Google’s White House Contacts During FTC Case Spark ReviewDavid McLaughlin
The chairman of a U.S. Senate antitrust panel will look into Google Inc.’s communications with the White House ahead of a decision by the Federal Trade Commission to close an investigation into the company’s search practices in 2013 without an enforcement action.
Senator Mike Lee, a Utah Republican who leads the Judiciary Committee’s antitrust panel, also wants information about how a confidential FTC report on Google’s practices was released by the agency, Emily Long, a spokeswoman for the senator, said in an e-mail on Monday.
“We are not likely at this time to re-examine the underlying merits of the investigation, which was closed,” Long said. “Our interest is in oversight.”
Lee’s review was prompted by the FTC’s release of a portion of a confidential report on Google by the agency’s staff that determined the company “unlawfully maintained its monopoly” over Internet searches and that its conduct had harmed consumers.
The Wall Street Journal reported on the document earlier this month and on meetings at the time between White House officials and Google representatives. Bloomberg News also obtained a copy of the document, which included only the even-numbered pages.
Lee plans to look into how the report was disclosed in response to a public-records request, said a person familiar with the matter who spoke on condition of anonymity. He’s also interested in whether the report provides a complete picture of the reasons the investigation was closed and whether the FTC should do more to explain the reasons for its action, the person said.

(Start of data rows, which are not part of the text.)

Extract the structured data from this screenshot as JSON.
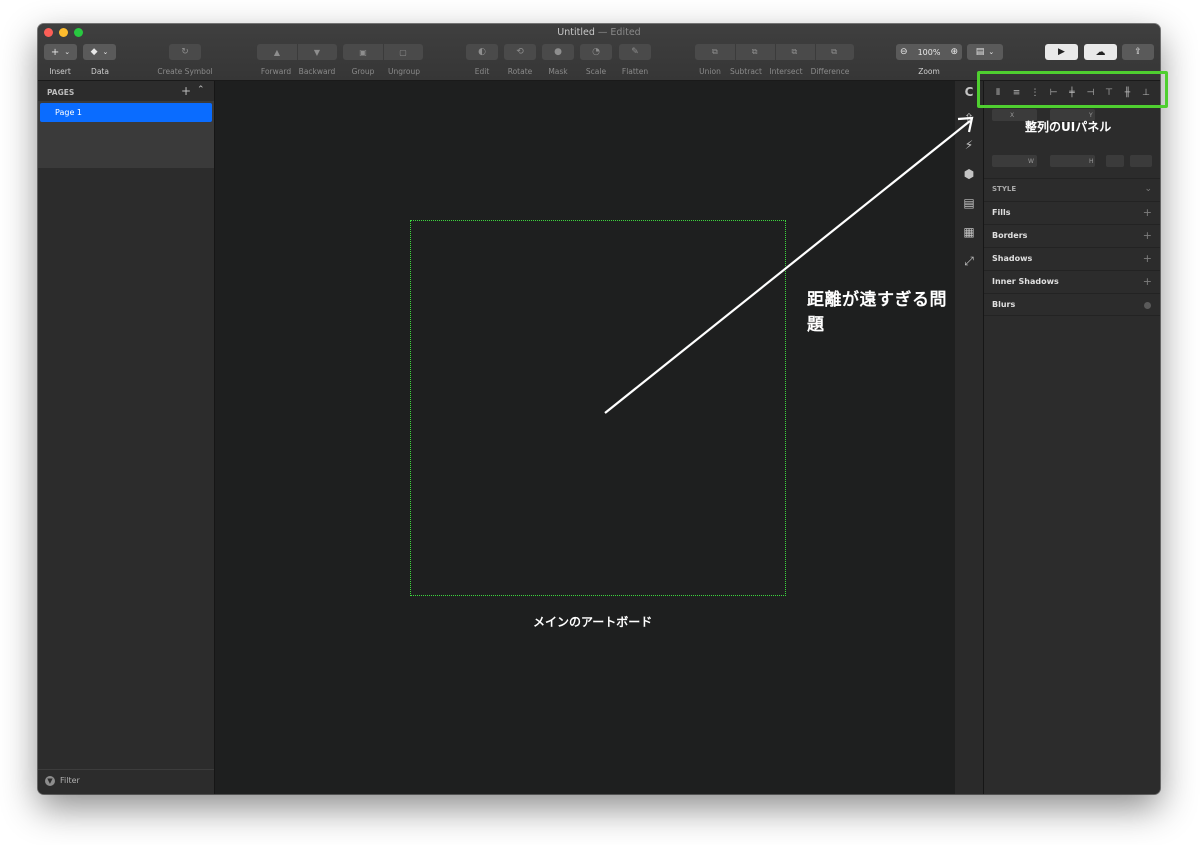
{
  "window": {
    "title": "Untitled",
    "edited_suffix": "— Edited"
  },
  "toolbar": {
    "insert_label": "Insert",
    "data_label": "Data",
    "create_symbol_label": "Create Symbol",
    "forward_label": "Forward",
    "backward_label": "Backward",
    "group_label": "Group",
    "ungroup_label": "Ungroup",
    "edit_label": "Edit",
    "rotate_label": "Rotate",
    "mask_label": "Mask",
    "scale_label": "Scale",
    "flatten_label": "Flatten",
    "union_label": "Union",
    "subtract_label": "Subtract",
    "intersect_label": "Intersect",
    "difference_label": "Difference",
    "zoom_label": "Zoom",
    "zoom_value": "100%"
  },
  "sidebar": {
    "pages_header": "PAGES",
    "pages": [
      {
        "label": "Page 1",
        "selected": true
      }
    ],
    "filter_label": "Filter"
  },
  "inspector": {
    "x_label": "X",
    "y_label": "Y",
    "w_label": "W",
    "h_label": "H",
    "style_header": "STYLE",
    "sections": [
      {
        "label": "Fills",
        "action": "+"
      },
      {
        "label": "Borders",
        "action": "+"
      },
      {
        "label": "Shadows",
        "action": "+"
      },
      {
        "label": "Inner Shadows",
        "action": "+"
      },
      {
        "label": "Blurs",
        "action": "toggle"
      }
    ]
  },
  "annotations": {
    "panel_label": "整列のUIパネル",
    "distance_label": "距離が遠すぎる問題",
    "artboard_label": "メインのアートボード",
    "highlight_color": "#4fcf30"
  },
  "colors": {
    "accent": "#0a6cff",
    "artboard_border": "#3cd83c"
  }
}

The senator, who also seeks information about the FTC’s communications with the White House, doesn’t plan to ask the agency to reopen the investigation absent any new evidence, according to the person. A hearing isn’t planned at this point.

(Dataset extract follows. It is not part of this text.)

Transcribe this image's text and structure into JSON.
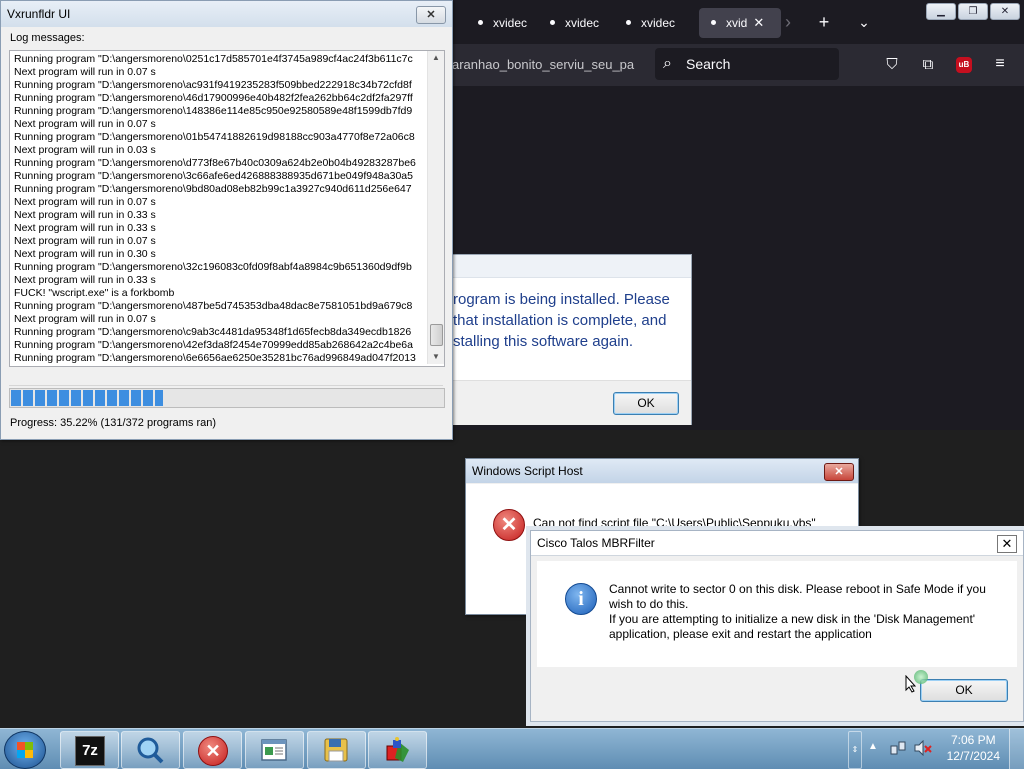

“We look forward to discussing these matters with Senator Lee’s office,” said Justin Cole, an FTC spokesman.
White House spokeswoman Jen Friedman said administration officials regularly meet with business executives about a “range of issues.”

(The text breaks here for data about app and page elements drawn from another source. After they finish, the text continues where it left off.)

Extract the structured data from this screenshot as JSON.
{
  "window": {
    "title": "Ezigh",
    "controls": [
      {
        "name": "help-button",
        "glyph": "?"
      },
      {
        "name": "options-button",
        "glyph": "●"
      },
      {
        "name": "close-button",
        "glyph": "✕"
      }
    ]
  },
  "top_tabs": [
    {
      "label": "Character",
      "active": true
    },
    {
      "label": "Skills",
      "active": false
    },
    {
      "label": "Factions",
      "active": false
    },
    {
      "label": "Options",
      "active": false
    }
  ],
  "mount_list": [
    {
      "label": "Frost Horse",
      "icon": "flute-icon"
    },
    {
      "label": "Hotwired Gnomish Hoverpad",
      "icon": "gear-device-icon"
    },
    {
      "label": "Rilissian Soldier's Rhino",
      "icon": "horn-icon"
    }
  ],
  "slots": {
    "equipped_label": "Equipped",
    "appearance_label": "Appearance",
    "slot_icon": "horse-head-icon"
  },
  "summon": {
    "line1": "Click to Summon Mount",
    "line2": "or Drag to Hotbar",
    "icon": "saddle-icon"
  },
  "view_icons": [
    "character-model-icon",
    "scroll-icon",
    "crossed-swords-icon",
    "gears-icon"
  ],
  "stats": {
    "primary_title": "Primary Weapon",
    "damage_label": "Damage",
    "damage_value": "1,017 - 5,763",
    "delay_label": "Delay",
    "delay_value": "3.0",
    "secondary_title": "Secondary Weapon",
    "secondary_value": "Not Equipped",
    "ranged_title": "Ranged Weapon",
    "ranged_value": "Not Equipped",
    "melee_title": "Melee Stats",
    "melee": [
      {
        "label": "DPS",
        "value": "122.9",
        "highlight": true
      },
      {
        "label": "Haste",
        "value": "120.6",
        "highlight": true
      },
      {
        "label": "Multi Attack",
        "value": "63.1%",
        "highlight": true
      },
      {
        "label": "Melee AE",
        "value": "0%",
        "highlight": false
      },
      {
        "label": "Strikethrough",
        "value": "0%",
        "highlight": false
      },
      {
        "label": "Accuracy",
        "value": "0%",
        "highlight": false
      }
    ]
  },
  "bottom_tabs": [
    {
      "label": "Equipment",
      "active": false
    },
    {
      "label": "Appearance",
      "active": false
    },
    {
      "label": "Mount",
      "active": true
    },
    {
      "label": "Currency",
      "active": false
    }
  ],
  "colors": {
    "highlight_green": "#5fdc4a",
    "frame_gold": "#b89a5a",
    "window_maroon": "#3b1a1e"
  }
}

“The FTC is an independent agency and we respect their independent decision-making,” she said in a statement. “Our staff is cognizant that it is inappropriate to discuss issues relating to regulatory enforcement.”
Separately, a federal judge in Mississippi said in a March 27 decision that Google is likely to prevail in a lawsuit against the state’s attorney general, Jim Hood, over third-party content on its search engine and YouTube site. Google is seeking a court order that Hood, who has subpoenaed the company, is prohibited under federal law, including the First Amendment, from bringing civil or criminal charges against Google.
Google agreed in January 2013 to change some of its business practices following a 20-month antitrust investigation by the FTC into whether the Mountain View, California-based company skewed search results to favor its own services. Jon Leibowitz, the FTC chairman who led the probe, defended the decision to close the matter, saying the agency conducted a thorough investigation. The commission voted 5-0 to close the investigation into Google’s search practices.
Last week, three FTC commissioners -- Chairwoman Edith Ramirez, Julie Brill, and Maureen Ohlhausen -- said in a statement that their decision was “in accord” with recommendations by the agency’s staff. They also said they “regret the inadvertent disclosure of confidential documents and information.”
Google spokeswoman Niki Christoff declined to comment on Lee’s inquiry.